[Data extracts]
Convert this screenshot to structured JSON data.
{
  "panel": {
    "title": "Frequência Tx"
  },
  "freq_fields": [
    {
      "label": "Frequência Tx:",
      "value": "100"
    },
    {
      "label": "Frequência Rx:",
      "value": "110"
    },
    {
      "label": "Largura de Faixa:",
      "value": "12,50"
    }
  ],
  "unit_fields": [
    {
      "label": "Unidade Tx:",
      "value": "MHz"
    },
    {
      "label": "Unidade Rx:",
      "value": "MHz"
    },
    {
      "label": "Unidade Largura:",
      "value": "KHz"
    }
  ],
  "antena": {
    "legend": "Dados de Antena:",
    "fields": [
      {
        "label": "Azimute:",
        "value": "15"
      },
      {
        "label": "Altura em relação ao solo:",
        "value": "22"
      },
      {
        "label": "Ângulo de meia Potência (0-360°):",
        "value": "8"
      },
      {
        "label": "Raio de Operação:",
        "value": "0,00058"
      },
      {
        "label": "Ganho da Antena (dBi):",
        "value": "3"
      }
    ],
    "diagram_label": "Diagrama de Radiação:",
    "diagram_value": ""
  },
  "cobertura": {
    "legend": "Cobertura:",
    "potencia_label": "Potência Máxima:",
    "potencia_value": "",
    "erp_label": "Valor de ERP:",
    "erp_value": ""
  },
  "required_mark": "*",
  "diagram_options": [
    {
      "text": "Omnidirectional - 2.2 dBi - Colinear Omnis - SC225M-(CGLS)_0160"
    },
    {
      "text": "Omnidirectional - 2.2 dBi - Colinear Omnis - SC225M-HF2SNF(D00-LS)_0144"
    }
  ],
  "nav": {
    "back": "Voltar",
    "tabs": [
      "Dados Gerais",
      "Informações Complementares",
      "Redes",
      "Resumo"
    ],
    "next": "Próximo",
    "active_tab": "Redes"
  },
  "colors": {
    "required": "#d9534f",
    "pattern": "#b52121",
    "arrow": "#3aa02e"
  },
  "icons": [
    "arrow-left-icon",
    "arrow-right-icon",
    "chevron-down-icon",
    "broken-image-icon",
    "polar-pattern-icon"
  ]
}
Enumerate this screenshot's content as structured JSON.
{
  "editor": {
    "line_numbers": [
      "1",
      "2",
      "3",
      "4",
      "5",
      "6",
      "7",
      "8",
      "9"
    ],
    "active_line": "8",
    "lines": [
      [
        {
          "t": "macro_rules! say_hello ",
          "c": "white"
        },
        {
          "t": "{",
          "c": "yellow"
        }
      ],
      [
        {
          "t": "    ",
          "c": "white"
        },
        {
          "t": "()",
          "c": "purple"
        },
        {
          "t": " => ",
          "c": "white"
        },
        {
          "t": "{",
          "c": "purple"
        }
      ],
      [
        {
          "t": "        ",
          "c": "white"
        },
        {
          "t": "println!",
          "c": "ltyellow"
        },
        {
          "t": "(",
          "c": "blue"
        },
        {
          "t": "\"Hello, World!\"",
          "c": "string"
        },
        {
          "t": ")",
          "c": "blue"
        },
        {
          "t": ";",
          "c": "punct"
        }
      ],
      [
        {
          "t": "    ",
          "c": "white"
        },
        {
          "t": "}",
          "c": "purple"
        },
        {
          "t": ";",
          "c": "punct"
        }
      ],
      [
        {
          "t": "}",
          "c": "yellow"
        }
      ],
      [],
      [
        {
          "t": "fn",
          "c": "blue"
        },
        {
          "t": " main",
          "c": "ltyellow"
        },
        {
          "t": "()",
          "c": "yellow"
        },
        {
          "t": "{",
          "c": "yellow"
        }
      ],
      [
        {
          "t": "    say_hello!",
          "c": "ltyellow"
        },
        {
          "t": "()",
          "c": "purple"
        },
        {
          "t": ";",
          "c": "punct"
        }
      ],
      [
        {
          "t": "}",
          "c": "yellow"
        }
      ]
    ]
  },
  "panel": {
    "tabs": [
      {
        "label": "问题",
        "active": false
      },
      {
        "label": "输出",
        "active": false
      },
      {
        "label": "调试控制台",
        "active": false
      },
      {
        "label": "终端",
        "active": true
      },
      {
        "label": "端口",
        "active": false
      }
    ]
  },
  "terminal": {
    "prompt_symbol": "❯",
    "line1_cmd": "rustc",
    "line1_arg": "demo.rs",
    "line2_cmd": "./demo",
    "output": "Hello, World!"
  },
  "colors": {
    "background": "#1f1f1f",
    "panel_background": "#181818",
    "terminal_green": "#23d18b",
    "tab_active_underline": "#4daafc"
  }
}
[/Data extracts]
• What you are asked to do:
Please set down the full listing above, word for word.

• Response:
Convert this screenshot to structured JSON data.
{
  "panel": {
    "title": "Frequência Tx"
  },
  "freq_fields": [
    {
      "label": "Frequência Tx:",
      "value": "100"
    },
    {
      "label": "Frequência Rx:",
      "value": "110"
    },
    {
      "label": "Largura de Faixa:",
      "value": "12,50"
    }
  ],
  "unit_fields": [
    {
      "label": "Unidade Tx:",
      "value": "MHz"
    },
    {
      "label": "Unidade Rx:",
      "value": "MHz"
    },
    {
      "label": "Unidade Largura:",
      "value": "KHz"
    }
  ],
  "antena": {
    "legend": "Dados de Antena:",
    "fields": [
      {
        "label": "Azimute:",
        "value": "15"
      },
      {
        "label": "Altura em relação ao solo:",
        "value": "22"
      },
      {
        "label": "Ângulo de meia Potência (0-360°):",
        "value": "8"
      },
      {
        "label": "Raio de Operação:",
        "value": "0,00058"
      },
      {
        "label": "Ganho da Antena (dBi):",
        "value": "3"
      }
    ],
    "diagram_label": "Diagrama de Radiação:",
    "diagram_value": ""
  },
  "cobertura": {
    "legend": "Cobertura:",
    "potencia_label": "Potência Máxima:",
    "potencia_value": "",
    "erp_label": "Valor de ERP:",
    "erp_value": ""
  },
  "required_mark": "*",
  "diagram_options": [
    {
      "text": "Omnidirectional - 2.2 dBi - Colinear Omnis - SC225M-(CGLS)_0160"
    },
    {
      "text": "Omnidirectional - 2.2 dBi - Colinear Omnis - SC225M-HF2SNF(D00-LS)_0144"
    }
  ],
  "nav": {
    "back": "Voltar",
    "tabs": [
      "Dados Gerais",
      "Informações Complementares",
      "Redes",
      "Resumo"
    ],
    "next": "Próximo",
    "active_tab": "Redes"
  },
  "colors": {
    "required": "#d9534f",
    "pattern": "#b52121",
    "arrow": "#3aa02e"
  },
  "icons": [
    "arrow-left-icon",
    "arrow-right-icon",
    "chevron-down-icon",
    "broken-image-icon",
    "polar-pattern-icon"
  ]
}
Enumerate this screenshot's content as structured JSON.
{
  "editor": {
    "line_numbers": [
      "1",
      "2",
      "3",
      "4",
      "5",
      "6",
      "7",
      "8",
      "9"
    ],
    "active_line": "8",
    "lines": [
      [
        {
          "t": "macro_rules! say_hello ",
          "c": "white"
        },
        {
          "t": "{",
          "c": "yellow"
        }
      ],
      [
        {
          "t": "    ",
          "c": "white"
        },
        {
          "t": "()",
          "c": "purple"
        },
        {
          "t": " => ",
          "c": "white"
        },
        {
          "t": "{",
          "c": "purple"
        }
      ],
      [
        {
          "t": "        ",
          "c": "white"
        },
        {
          "t": "println!",
          "c": "ltyellow"
        },
        {
          "t": "(",
          "c": "blue"
        },
        {
          "t": "\"Hello, World!\"",
          "c": "string"
        },
        {
          "t": ")",
          "c": "blue"
        },
        {
          "t": ";",
          "c": "punct"
        }
      ],
      [
        {
          "t": "    ",
          "c": "white"
        },
        {
          "t": "}",
          "c": "purple"
        },
        {
          "t": ";",
          "c": "punct"
        }
      ],
      [
        {
          "t": "}",
          "c": "yellow"
        }
      ],
      [],
      [
        {
          "t": "fn",
          "c": "blue"
        },
        {
          "t": " main",
          "c": "ltyellow"
        },
        {
          "t": "()",
          "c": "yellow"
        },
        {
          "t": "{",
          "c": "yellow"
        }
      ],
      [
        {
          "t": "    say_hello!",
          "c": "ltyellow"
        },
        {
          "t": "()",
          "c": "purple"
        },
        {
          "t": ";",
          "c": "punct"
        }
      ],
      [
        {
          "t": "}",
          "c": "yellow"
        }
      ]
    ]
  },
  "panel": {
    "tabs": [
      {
        "label": "问题",
        "active": false
      },
      {
        "label": "输出",
        "active": false
      },
      {
        "label": "调试控制台",
        "active": false
      },
      {
        "label": "终端",
        "active": true
      },
      {
        "label": "端口",
        "active": false
      }
    ]
  },
  "terminal": {
    "prompt_symbol": "❯",
    "line1_cmd": "rustc",
    "line1_arg": "demo.rs",
    "line2_cmd": "./demo",
    "output": "Hello, World!"
  },
  "colors": {
    "background": "#1f1f1f",
    "panel_background": "#181818",
    "terminal_green": "#23d18b",
    "tab_active_underline": "#4daafc"
  }
}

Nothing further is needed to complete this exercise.